Hammy 2.0? Prince Rupert deer spotted with bright pink yoga ball stuck in antlers

The BC Conservation Officer Service is aware of the deer roaming around the city

RCMP. (Phil McLachlan - Black Press Media)
Kelowna Mountie hit with 2nd lawsuit in 2 months for alleged assault

Const. Julius Prommer is accused of breaking a woman’s knee during while responding to a noise complaint

Hirdeypal Batth, 24, has been charged with sexual assault and forcible confinement in relation to an incident in August 2020. (VPD handout)
Man, 24, charged with sex assault after allegedly posing as Uber driver in Vancouver

Investigators believe there could be more victims outside of the Vancouver area

B.C. Premier John Horgan and Washington Gov. Jay Inslee arrive for annual Cascadia conference in Vancouver, Oct. 10, 2018. They have agreed to coordinate the permanent switch to daylight saving time. (B.C. government)
B.C. still awaiting U.S. approval to eliminate daylight saving time

Clocks going back one hour Nov. 1 in Washington too

Join Black Press Media and Do Some Good

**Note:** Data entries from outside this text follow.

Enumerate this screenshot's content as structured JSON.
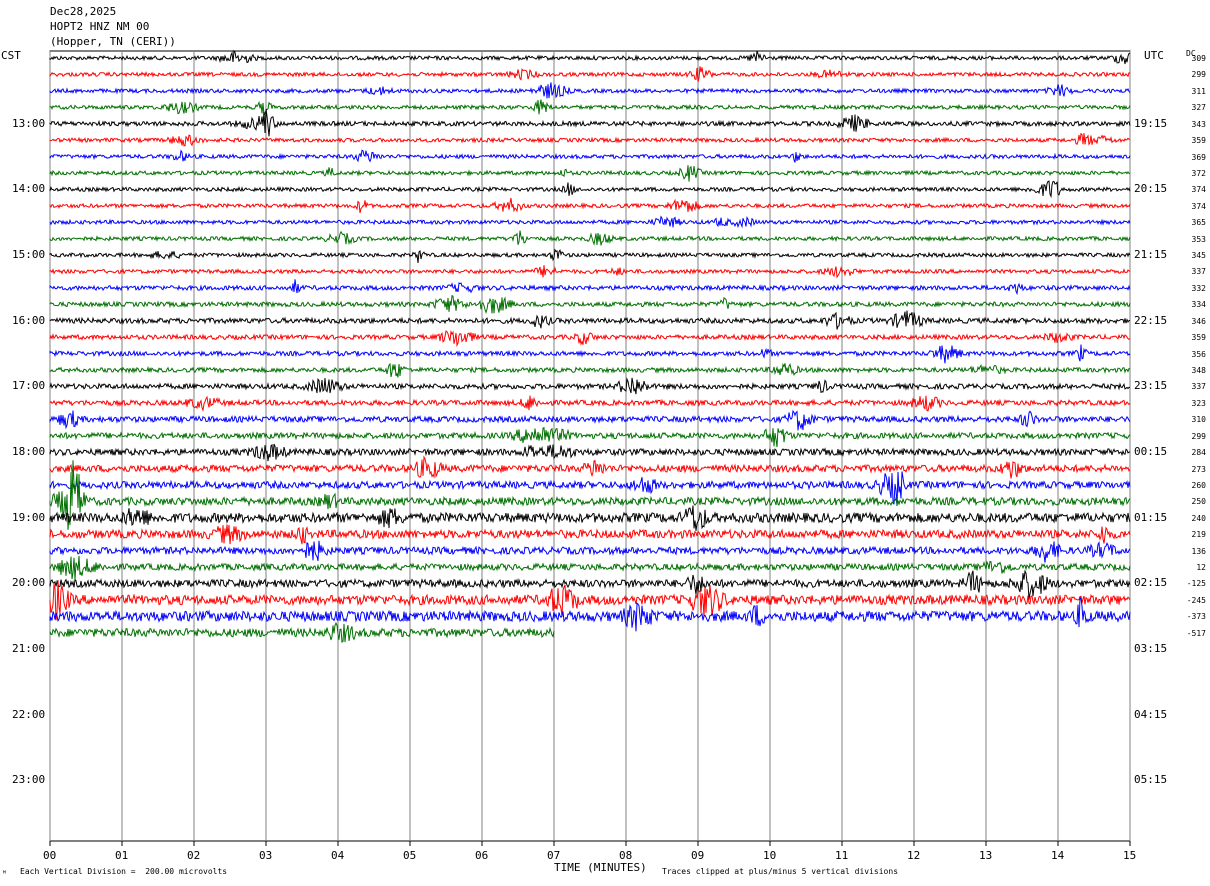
{
  "header": {
    "date": "Dec28,2025",
    "station": "HOPT2 HNZ NM 00",
    "location": "(Hopper, TN (CERI))"
  },
  "left_tz": "CST",
  "right_tz": "UTC",
  "dc_label": "DC",
  "footer": {
    "scale_note": "Each Vertical Division =  200.00 microvolts",
    "clip_note": "Traces clipped at plus/minus 5 vertical divisions",
    "corner_mark": "ᴹ"
  },
  "chart_data": {
    "type": "line",
    "xlabel": "TIME (MINUTES)",
    "x_ticks": [
      "00",
      "01",
      "02",
      "03",
      "04",
      "05",
      "06",
      "07",
      "08",
      "09",
      "10",
      "11",
      "12",
      "13",
      "14",
      "15"
    ],
    "xlim": [
      0,
      15
    ],
    "cst_hours": [
      "13:00",
      "14:00",
      "15:00",
      "16:00",
      "17:00",
      "18:00",
      "19:00",
      "20:00",
      "21:00",
      "22:00",
      "23:00"
    ],
    "utc_hours": [
      "19:15",
      "20:15",
      "21:15",
      "22:15",
      "23:15",
      "00:15",
      "01:15",
      "02:15",
      "03:15",
      "04:15",
      "05:15"
    ],
    "trace_colors": [
      "#000000",
      "#ff0000",
      "#0000ff",
      "#007000"
    ],
    "dc_offsets": [
      "309",
      "299",
      "311",
      "327",
      "343",
      "359",
      "369",
      "372",
      "374",
      "374",
      "365",
      "353",
      "345",
      "337",
      "332",
      "334",
      "346",
      "359",
      "356",
      "348",
      "337",
      "323",
      "310",
      "299",
      "284",
      "273",
      "260",
      "250",
      "240",
      "219",
      "136",
      "12",
      "-125",
      "-245",
      "-373",
      "-517"
    ],
    "trace_count": 36,
    "last_trace_end_minute": 7.0,
    "noise_levels": [
      0.6,
      0.6,
      0.6,
      0.6,
      0.7,
      0.6,
      0.6,
      0.6,
      0.6,
      0.6,
      0.6,
      0.6,
      0.6,
      0.6,
      0.7,
      0.7,
      0.8,
      0.7,
      0.7,
      0.7,
      0.8,
      0.8,
      0.9,
      0.9,
      1.0,
      1.1,
      1.1,
      1.2,
      1.5,
      1.3,
      1.1,
      1.0,
      1.2,
      1.5,
      1.6,
      1.3
    ]
  }
}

Pay it Forward program supports local businesses in their community giving

Is it time to start thinking about greener ways to package cannabis?

Packaging suppliers are still figuring eco-friendly and affordable packaging options that fit the mandates of Cannabis Regulations

Prime Minister Justin Trudeau shakes hands with US Vice-President Joe Biden on Parliament Hill in Ottawa on Friday, December 9, 2016. THE CANADIAN PRESS/ Patrick Doyle
A Biden presidency could mean good news for Canadian environment policy: observers

Experts and observers say even a U.S. outside the Paris agreement may ultimately end up in the same place

People take a photo together during the opening night of Christmas Lights Across Canada, in Ottawa, on Wednesday, Dec. 4, 2019. The likelihood that most Canadians will enjoy a holly jolly Christmas season of gatherings, caroling and travel is unlikely, say public health experts who encourage those who revel in holiday traditions to accept more sacrifices ahead. THE CANADIAN PRESS/Justin Tang
Ho, ho, no: Experts advise preparing for a scaled-back COVID holiday season

Many of the holiday season’s highlights have already been scrapped or are unlikely to take place

Most Read